About Newborn Screening • Newborn Screening Facts - A brief introduction to the most important information on newborn screening. • Genetics and Family History - Information on why it is important for all babies to have newborn screening, even if there isn’t a family history of a condition, and how genetic conditions are inherited. • Screening Resources - A brief description and links to several government and non-profit agencies working to improve health through newborn screening. • Conditions Screened by State - Every state has slightly different requirements for newborn screening. This section reviews factors that influence how states choose their screening panels and how to find out more information.
What to Expect Newborn screening is just one of many things that happen in the first few days after a baby is born. The following information will help prepare expecting parents for the newborn screening process and answer common questions. Links to resources are also provided for a more in-depth look into the newborn screening process.
Every baby can be screened Each year, over 5,000 babies are born with one of the conditions included in state newborn screening panels. Most of these infants appear perfectly healthy at birth and come from families with no history of the disorder. Unfortunately, once symptoms appear, they are often irreversible, leading to severe health and developmental problems or even death. Every baby born in the United States is required by law to undergo newborn screening prior to leaving the hospital because it is the only way to tell if a seemingly healthy infant has one of these rare, but serious, conditions.

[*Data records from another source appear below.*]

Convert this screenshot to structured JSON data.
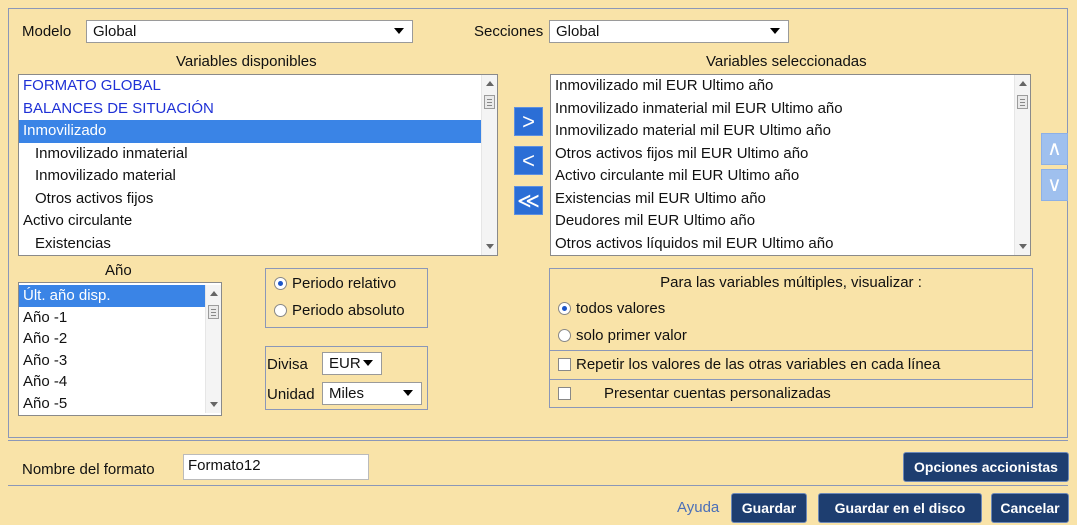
{
  "modelo": {
    "label": "Modelo",
    "value": "Global"
  },
  "secciones": {
    "label": "Secciones",
    "value": "Global"
  },
  "available": {
    "title": "Variables disponibles",
    "items": [
      {
        "text": "FORMATO GLOBAL",
        "style": "blue"
      },
      {
        "text": "BALANCES DE SITUACIÓN",
        "style": "blue"
      },
      {
        "text": "Inmovilizado",
        "style": "sel"
      },
      {
        "text": "Inmovilizado inmaterial",
        "style": "indent"
      },
      {
        "text": "Inmovilizado material",
        "style": "indent"
      },
      {
        "text": "Otros activos fijos",
        "style": "indent"
      },
      {
        "text": "Activo circulante",
        "style": ""
      },
      {
        "text": "Existencias",
        "style": "indent"
      }
    ]
  },
  "selected": {
    "title": "Variables seleccionadas",
    "items": [
      "Inmovilizado mil EUR Ultimo año",
      "Inmovilizado inmaterial mil EUR Ultimo año",
      "Inmovilizado material mil EUR Ultimo año",
      "Otros activos fijos mil EUR Ultimo año",
      "Activo circulante mil EUR Ultimo año",
      "Existencias mil EUR Ultimo año",
      "Deudores mil EUR Ultimo año",
      "Otros activos líquidos mil EUR Ultimo año"
    ]
  },
  "transfer": {
    "add": ">",
    "remove": "<",
    "remove_all": "≪"
  },
  "order": {
    "up": "∧",
    "down": "∨"
  },
  "year": {
    "title": "Año",
    "items": [
      "Últ. año disp.",
      "Año -1",
      "Año -2",
      "Año -3",
      "Año -4",
      "Año -5"
    ]
  },
  "period": {
    "relative": "Periodo relativo",
    "absolute": "Periodo absoluto"
  },
  "currency": {
    "divisa_label": "Divisa",
    "divisa_value": "EUR",
    "unidad_label": "Unidad",
    "unidad_value": "Miles"
  },
  "multiple": {
    "title": "Para las variables múltiples, visualizar :",
    "all": "todos valores",
    "first": "solo primer valor",
    "repeat": "Repetir los valores de las otras variables en cada línea",
    "custom": "Presentar cuentas personalizadas"
  },
  "format_name": {
    "label": "Nombre del formato",
    "value": "Formato12"
  },
  "buttons": {
    "shareholders": "Opciones accionistas",
    "help": "Ayuda",
    "save": "Guardar",
    "save_disk": "Guardar en el disco",
    "cancel": "Cancelar"
  },
  "colors": {
    "background": "#f9e3a8",
    "selection": "#3a84e6",
    "blue_text": "#1f31d6",
    "navy_button": "#1e3e70"
  }
}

Most affected babies identified through newborn screening who receive treatment early grow up healthy with normal development.
Newborn Screening Process • Before Birth - Seven things parents want to know about newborn screening. • Screening Procedures- The who, what, when, where, why and how of newborn screening. • Responding to Results - Questions to ask a baby’s doctor if a baby receives an out-of-range newborn screening result. • Screening Outcomes- Information on possible results from newborn screening and what to do next. • What Happens to the Blood Sample - An overview of what happens to the remaining blood sample taken during newborn screening.

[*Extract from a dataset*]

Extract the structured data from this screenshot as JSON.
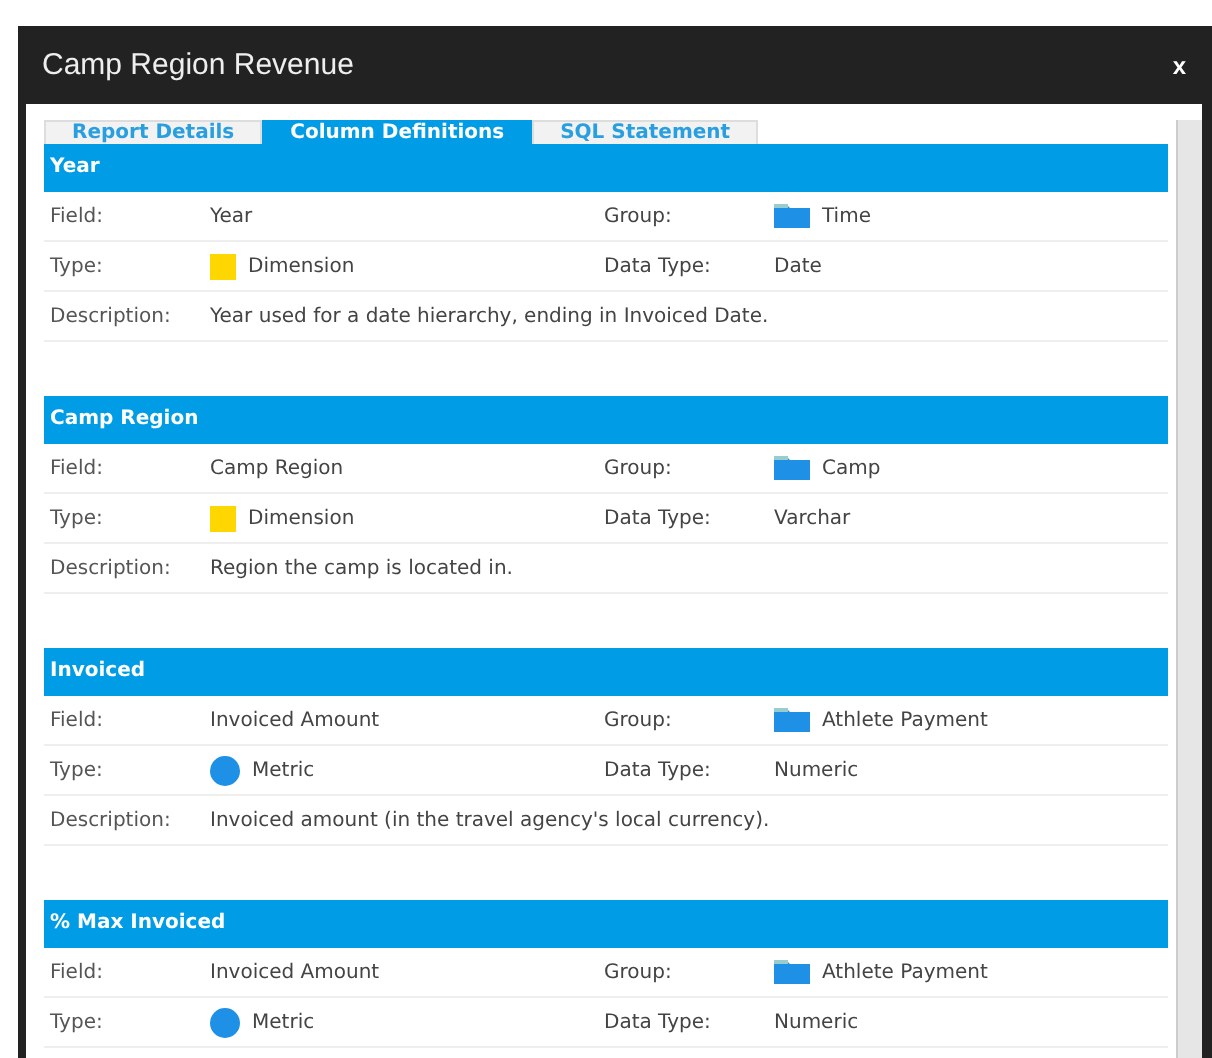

Living with Conditions Learning through newborn screening that your child has a rare health condition can feel overwhelming. In most cases, no other member of your family has had this condition. You may not know where to begin looking for information. After you work with your child’s doctor to determine a care plan, you may want to begin thinking about what it means to have a child living with this condition both now and in the future. The information in this section can provide resources, support, and guidance for families as they begin this process. Take a look around. We look forward to adding your story and experiences to the many voices found here.
Living with Conditions • Family Experiences - Learn from other families, in their own words, what their journey has been like after a diagnosis. • Talking About a Diagnosis - Find tips for sharing information about the diagnosis of your child and things to consider prior to sharing. • Advocacy and Support Groups - Connect with others to share stories, encourage each other, and advocate for a better future for all children. • Find a Specialist - Get links to find specialists for your child’s medical needs. • Insurance and Planning - Access important resources and read about things to consider, in terms of your child's health, from a financial perspective. • Looking to the Future - Prepare for changing doctors, navigating the school system, and being ready for emergencies.
Health Professionals Health care professionals are often the first and most trusted resources for information and answers about newborn screening. There are many different kinds of health care professionals who serve families in the pregnancy planning, pregnancy, and postpartum periods: obstetricians and gynecologists (OB/GYNs), nurses, childbirth educators, doulas, midwives, pediatricians, family physicians, and more. All can serve as resources for questions about newborn screening. This section provides up-to-date and relevant information on some of the most commonly asked issues surrounding newborn screening, so health care professionals can be prepared to answer questions from their patients and clients.
Health Professionals • Prenatal Health Care Providers- Information tailored for prenatal providers on topics such as how to talk to expectant parents about newborn screening and what common questions parents have prior to screening. • Pediatric Health Care Providers- Links to ACMG ACT sheets for conditions included in newborn screening, confirmatory testing algorithms for positive screening results, and a checklist of basics to cover with parents whose baby has received a positive screening result. • Dried Blood Spot Storage and Use- A review of common questions asked about dried blood spot storage and usage as well as links to state-specific information.